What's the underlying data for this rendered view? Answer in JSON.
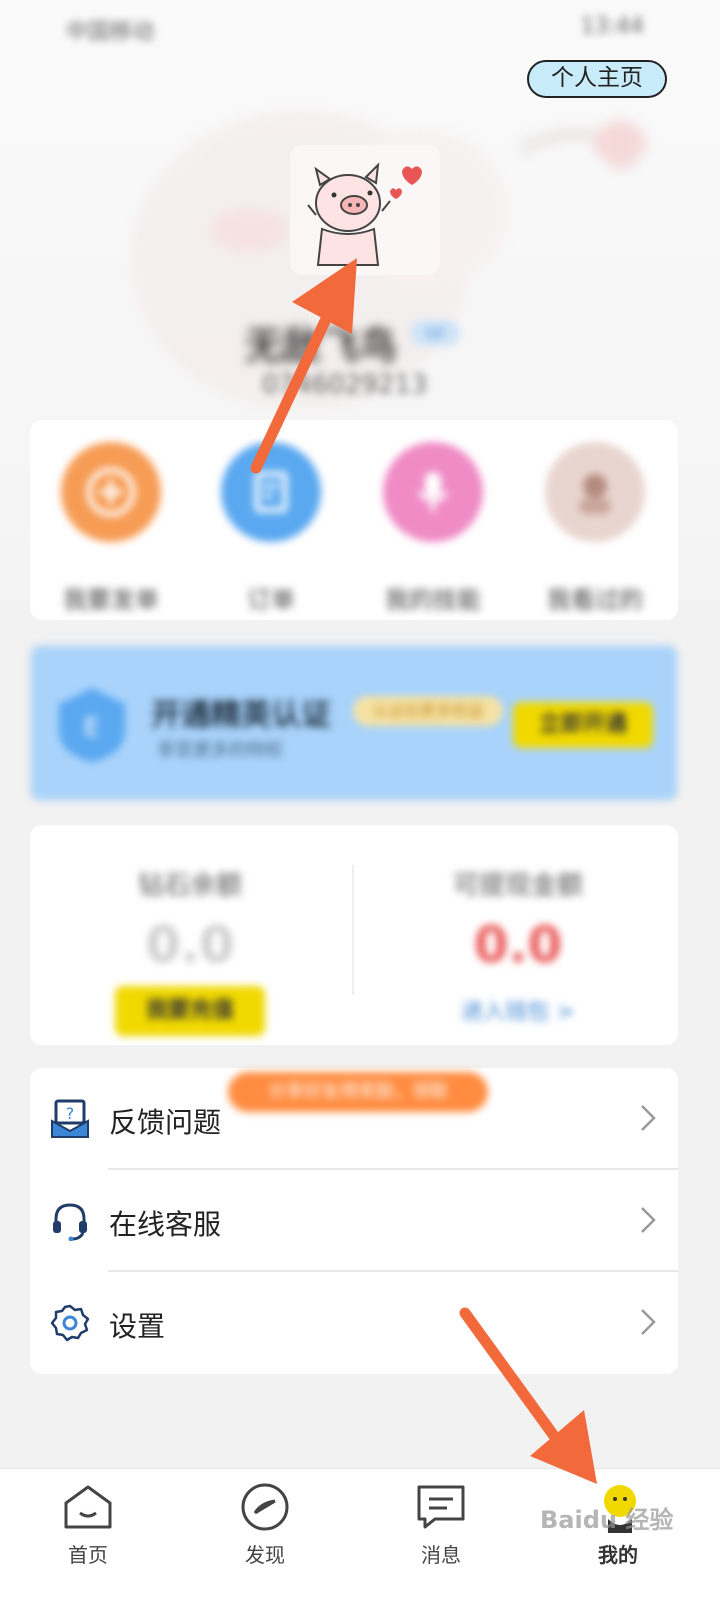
{
  "status_bar": {
    "left": "中国移动",
    "right": "13:44"
  },
  "header": {
    "profile_button": "个人主页"
  },
  "user": {
    "name": "无敌飞鸟",
    "badge": "LV",
    "id": "0746029213"
  },
  "quick_actions": [
    {
      "label": "我要发单",
      "icon": "plus-icon",
      "color": "#f79c55"
    },
    {
      "label": "订单",
      "icon": "document-icon",
      "color": "#5aa8f0"
    },
    {
      "label": "我的技能",
      "icon": "microphone-icon",
      "color": "#f08bc6"
    },
    {
      "label": "我看过的",
      "icon": "photo-icon",
      "color": "#e9d5cf"
    }
  ],
  "vip_banner": {
    "title": "开通精英认证",
    "tag": "认证后更多权益",
    "subtitle": "享受更多的特权",
    "button": "立即开通"
  },
  "wallet": {
    "balance_label": "钻石余额",
    "balance_value": "0.0",
    "recharge_button": "我要充值",
    "withdraw_label": "可提现金额",
    "withdraw_value": "0.0",
    "withdraw_link": "进入钱包 >"
  },
  "promo_pill": "分享好友得奖励，领取",
  "menu": [
    {
      "label": "反馈问题",
      "icon": "feedback-icon"
    },
    {
      "label": "在线客服",
      "icon": "headset-icon"
    },
    {
      "label": "设置",
      "icon": "gear-icon"
    }
  ],
  "tabbar": [
    {
      "label": "首页",
      "icon": "home-icon"
    },
    {
      "label": "发现",
      "icon": "compass-icon"
    },
    {
      "label": "消息",
      "icon": "message-icon"
    },
    {
      "label": "我的",
      "icon": "profile-icon",
      "active": true
    }
  ],
  "watermark": "Baidu 经验",
  "colors": {
    "accent_yellow": "#f1d900",
    "annotation_arrow": "#f26a3b",
    "vip_blue": "#a9d3fb"
  }
}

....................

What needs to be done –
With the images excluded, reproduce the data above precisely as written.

Problem solution –
What's the underlying data for this rendered view? Answer in JSON.
{
  "status_bar": {
    "left": "中国移动",
    "right": "13:44"
  },
  "header": {
    "profile_button": "个人主页"
  },
  "user": {
    "name": "无敌飞鸟",
    "badge": "LV",
    "id": "0746029213"
  },
  "quick_actions": [
    {
      "label": "我要发单",
      "icon": "plus-icon",
      "color": "#f79c55"
    },
    {
      "label": "订单",
      "icon": "document-icon",
      "color": "#5aa8f0"
    },
    {
      "label": "我的技能",
      "icon": "microphone-icon",
      "color": "#f08bc6"
    },
    {
      "label": "我看过的",
      "icon": "photo-icon",
      "color": "#e9d5cf"
    }
  ],
  "vip_banner": {
    "title": "开通精英认证",
    "tag": "认证后更多权益",
    "subtitle": "享受更多的特权",
    "button": "立即开通"
  },
  "wallet": {
    "balance_label": "钻石余额",
    "balance_value": "0.0",
    "recharge_button": "我要充值",
    "withdraw_label": "可提现金额",
    "withdraw_value": "0.0",
    "withdraw_link": "进入钱包 >"
  },
  "promo_pill": "分享好友得奖励，领取",
  "menu": [
    {
      "label": "反馈问题",
      "icon": "feedback-icon"
    },
    {
      "label": "在线客服",
      "icon": "headset-icon"
    },
    {
      "label": "设置",
      "icon": "gear-icon"
    }
  ],
  "tabbar": [
    {
      "label": "首页",
      "icon": "home-icon"
    },
    {
      "label": "发现",
      "icon": "compass-icon"
    },
    {
      "label": "消息",
      "icon": "message-icon"
    },
    {
      "label": "我的",
      "icon": "profile-icon",
      "active": true
    }
  ],
  "watermark": "Baidu 经验",
  "colors": {
    "accent_yellow": "#f1d900",
    "annotation_arrow": "#f26a3b",
    "vip_blue": "#a9d3fb"
  }
}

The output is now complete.